Talent Acquisition

How to Write the Perfect Email Signature

Chances are that you didn’t put an awful lot of thought into your email signature. What more do you need other than your name, your company and a phone number, right?

Well it could be more important than you think. Your email signature is the information attached to the end of an email, including name, contact details and occasionally images/links, so it acts like a sort of online business card.

Your email signature can say a lot about you as an individual and the organisation you work for, so putting a little time into making it read and look professional really is worth it. Not only should it provide the email recipient with all the correct contact details for yourself or the business, but it must also be reflective of your brand image.

Cloud Solutions have put together this simple guide to getting your email signature just right.

How many emails are sent each day?

  • There are 2.6 billion email users worldwide.
  • 205 billion emails were sent each day in 2015. 112 billion of these were business related and 93 billion were consumer.
  • 48% of professionals do not have an email signature.

The perfect email signature:

1) Make it simple: Try to stick to plain, easy to read font. Avoid using too many graphics, colours and fonts, that can come across as spammy.

2) Keep it short: Include only the vital information such as your name, email address and one phone number.
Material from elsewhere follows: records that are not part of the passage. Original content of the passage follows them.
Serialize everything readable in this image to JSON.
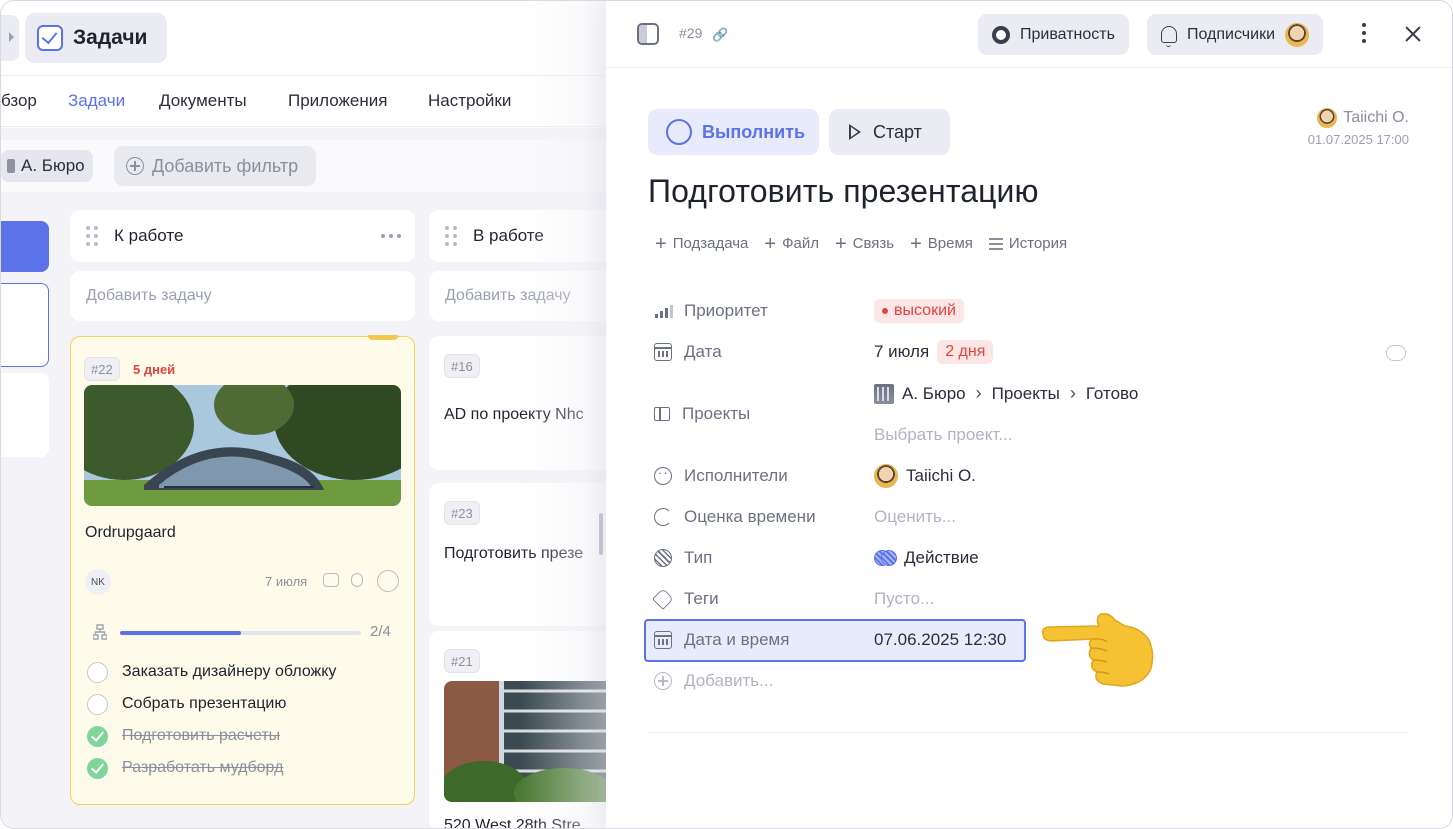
{
  "app": {
    "title": "Задачи"
  },
  "nav_tabs": [
    {
      "label": "бзор"
    },
    {
      "label": "Задачи",
      "active": true
    },
    {
      "label": "Документы"
    },
    {
      "label": "Приложения"
    },
    {
      "label": "Настройки"
    }
  ],
  "filters": {
    "chip": "А. Бюро",
    "add": "Добавить фильтр"
  },
  "columns": [
    {
      "title": "К работе",
      "add_task": "Добавить задачу"
    },
    {
      "title": "В работе",
      "add_task": "Добавить задачу"
    }
  ],
  "main_card": {
    "id": "#22",
    "due": "5 дней",
    "title": "Ordrupgaard",
    "assignee_initials": "NK",
    "date": "7 июля",
    "progress": {
      "label": "2/4",
      "fraction": 0.5
    },
    "checklist": [
      {
        "text": "Заказать дизайнеру обложку",
        "done": false
      },
      {
        "text": "Собрать презентацию",
        "done": false
      },
      {
        "text": "Подготовить расчеты",
        "done": true
      },
      {
        "text": "Разработать мудборд",
        "done": true
      }
    ]
  },
  "right_cards": [
    {
      "id": "#16",
      "title": "AD по проекту Nhc"
    },
    {
      "id": "#23",
      "title": "Подготовить презе"
    },
    {
      "id": "#21",
      "title": "520 West 28th Stre"
    }
  ],
  "panel": {
    "task_number": "#29",
    "privacy_label": "Приватность",
    "subscribers_label": "Подписчики",
    "complete_label": "Выполнить",
    "start_label": "Старт",
    "author": {
      "name": "Taiichi O.",
      "date": "01.07.2025 17:00"
    },
    "title": "Подготовить презентацию",
    "actions": [
      "Подзадача",
      "Файл",
      "Связь",
      "Время",
      "История"
    ],
    "properties": {
      "priority": {
        "label": "Приоритет",
        "value": "высокий"
      },
      "date": {
        "label": "Дата",
        "value": "7 июля",
        "badge": "2 дня"
      },
      "projects": {
        "label": "Проекты",
        "path": [
          "А. Бюро",
          "Проекты",
          "Готово"
        ],
        "placeholder": "Выбрать проект..."
      },
      "assignees": {
        "label": "Исполнители",
        "value": "Taiichi O."
      },
      "estimate": {
        "label": "Оценка времени",
        "placeholder": "Оценить..."
      },
      "type": {
        "label": "Тип",
        "value": "Действие"
      },
      "tags": {
        "label": "Теги",
        "placeholder": "Пусто..."
      },
      "datetime": {
        "label": "Дата и время",
        "value": "07.06.2025 12:30"
      },
      "add": {
        "label": "Добавить..."
      }
    }
  },
  "colors": {
    "accent": "#5b72e8",
    "danger": "#e0443e",
    "card_highlight": "#fffbea",
    "success": "#7fd69a"
  }
}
Multiple numbers or email addressed complicates it.

3) Inform your recipients: If you’re a business, you can use your signature to inform recipients on any promotions, new products or events coming up.

4) Make sure it fits your brand: Create a uniformed brand identity by getting all employees to include the company logo in their signature.
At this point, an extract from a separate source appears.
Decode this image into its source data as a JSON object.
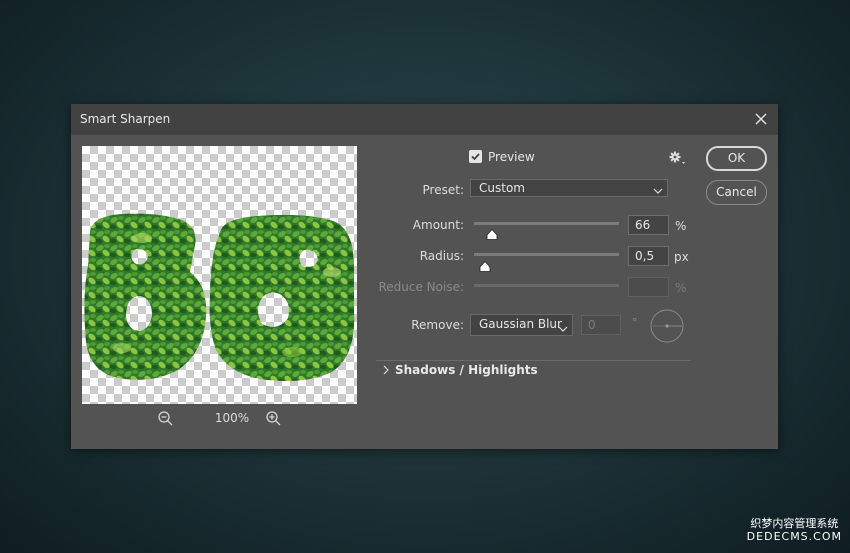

5) Break it up: Use dividers to break up information and minimise the number of lines needed.

6) Get social: Include social media links so that people can find you on other platforms.

7) Include additional details: Include information such as your job title and department, so that people know exactly who they are talking to.


Image: Shutterstock